Militants cannot be simplified as reactionaries. They are well trained, equipped and organised groups who choose and plan to the last detail. Operation Rah-e-Rast by Pakistan Army in Swat resulted in a trove of information on computers, pen drives, CDs and laptops corroborated by similar data collected from other parts of Pakistan. The terrorists had built a data base of law enforcement agencies, armed forces, civil administration and politicians, their families and locations etc. Their sleepers were operating as household servants, cab drivers, shop keepers and government employees. Consequently, abductions, target killings and assassinations to coerce functionaries were expected. Individuals of law enforcement agencies and their families are under threat. Why must they fight if they are not backed by strong political leadership?
According to one study, there are over 68 militant organisations. Approximately half of them have some level of contacts with political parties. They also have external linkages and sources of funding. There are also over 20 foreign intelligence agencies that maintain links with these organisations. Proliferation of foreign funded NGOs and their surreptitious activities add to the internal insecurity. Missing containers, missing persons, prepositioning of military hardware, creation of a fifth column across the entire spectrum (Military, Social, Economic, Political and Media), operations other than war (described as sub conventional threats) and economic manipulation are all part of this destabilisation. This destabilising narrative with militancy as its lynchpin cannot be countered without a political roadmap.

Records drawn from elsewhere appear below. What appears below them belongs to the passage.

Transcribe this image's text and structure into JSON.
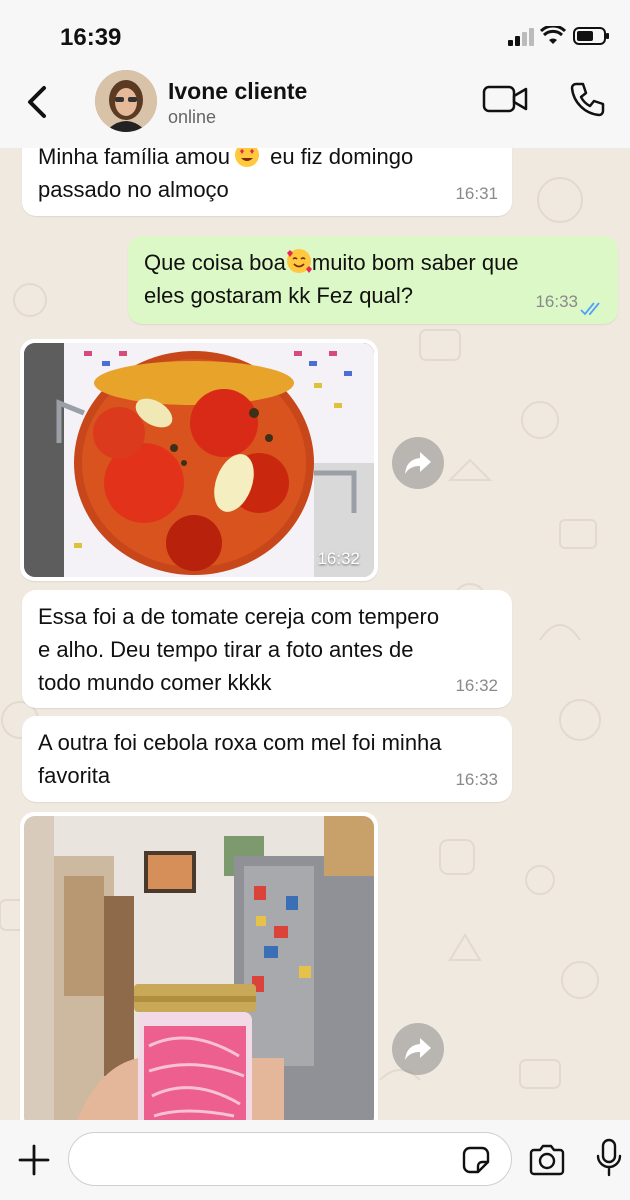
{
  "status_bar": {
    "time": "16:39"
  },
  "header": {
    "contact_name": "Ivone cliente",
    "contact_status": "online"
  },
  "messages": [
    {
      "direction": "in",
      "text_before": "Minha família amou",
      "emoji": "heart-eyes",
      "text_after": " eu fiz domingo\npassado no almoço",
      "time": "16:31"
    },
    {
      "direction": "out",
      "text_before": "Que coisa boa",
      "emoji": "smiling-hearts",
      "text_after": "muito bom saber que\neles gostaram kk Fez qual?",
      "time": "16:33",
      "read": true
    },
    {
      "direction": "in",
      "type": "image",
      "image_desc": "jar-of-cherry-tomatoes",
      "time": "16:32"
    },
    {
      "direction": "in",
      "text": "Essa foi a de tomate cereja com tempero\ne alho. Deu tempo tirar a foto antes de\ntodo mundo comer kkkk",
      "time": "16:32"
    },
    {
      "direction": "in",
      "text": "A outra foi cebola roxa com mel foi minha\nfavorita",
      "time": "16:33"
    },
    {
      "direction": "in",
      "type": "image",
      "image_desc": "jar-of-pickled-red-onion"
    }
  ],
  "colors": {
    "incoming": "#ffffff",
    "outgoing": "#dcf8c6",
    "read_ticks": "#4fa3f7",
    "wallpaper": "#efe9df"
  }
}
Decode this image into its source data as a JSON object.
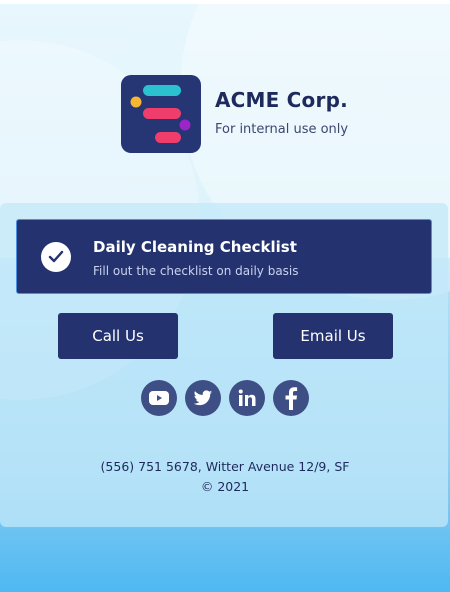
{
  "brand": {
    "name": "ACME Corp.",
    "tagline": "For internal use only"
  },
  "checklist": {
    "title": "Daily Cleaning Checklist",
    "subtitle": "Fill out the checklist on daily basis"
  },
  "buttons": {
    "call": "Call Us",
    "email": "Email Us"
  },
  "social": [
    {
      "icon": "youtube-icon"
    },
    {
      "icon": "twitter-icon"
    },
    {
      "icon": "linkedin-icon"
    },
    {
      "icon": "facebook-icon"
    }
  ],
  "footer": {
    "contact": "(556) 751 5678, Witter Avenue 12/9, SF",
    "copyright": "© 2021"
  },
  "colors": {
    "primary": "#24336f",
    "logo_bg": "#263574",
    "text_dark": "#1e2a5c",
    "bar_teal": "#2bc1d0",
    "bar_pink": "#ef3e6b",
    "dot_yellow": "#f5b731",
    "dot_purple": "#9b25c6"
  }
}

In the absence of such cohesion and synergy, military operations against militants are severely hampered. Spate of incidences post 11 May highlight the disastrous effects of this disconnect and what lack of homework, preparedness and capacity building by federal and provincial governments can do. This ambivalence will continue to adversely affect the morale of the military and law enforcement agencies and hence Pakistan’s fight against militancy.
Is the federal government reluctant to bring the military and political parties on board; or is it fire-walling the issue; or is it waiting for the tenure of the present COAS to expire, appoint a new Chief and then have a free hand? If true, this wait out option gives a very poor and uneducated account of their knowledge in military sociology with its very strong corporate and inclusive culture. Whatever? The limbo is emboldening militants. This leads to the conclusion that none of the parties have a policy narrative of how peace will be negotiated with militants, leaving hapless citizens and law enforcement agencies at the mercy of terrorism.
On the eve of US led exit from Afghanistan, this indecision, expediency and lack of capacity augers badly for a post-exit Pakistan. My seven successive articles in Nation have spelled out the dangers inherent to Pakistan. As opined in Doha Initiative (Opnion Maker June 22, 2013), the most dangerous variant could be reversing fronts of AFPAK like switching North Pole. As winter approaches and conflict in Afghanistan hibernates in frigid weather, lawlessness in Balochistan and Karachi could peak to engage Pakistan’s law enforcement agencies on yet another internal front. Unfortunately, this is happening earlier than appreciated. Time and tide do not wait.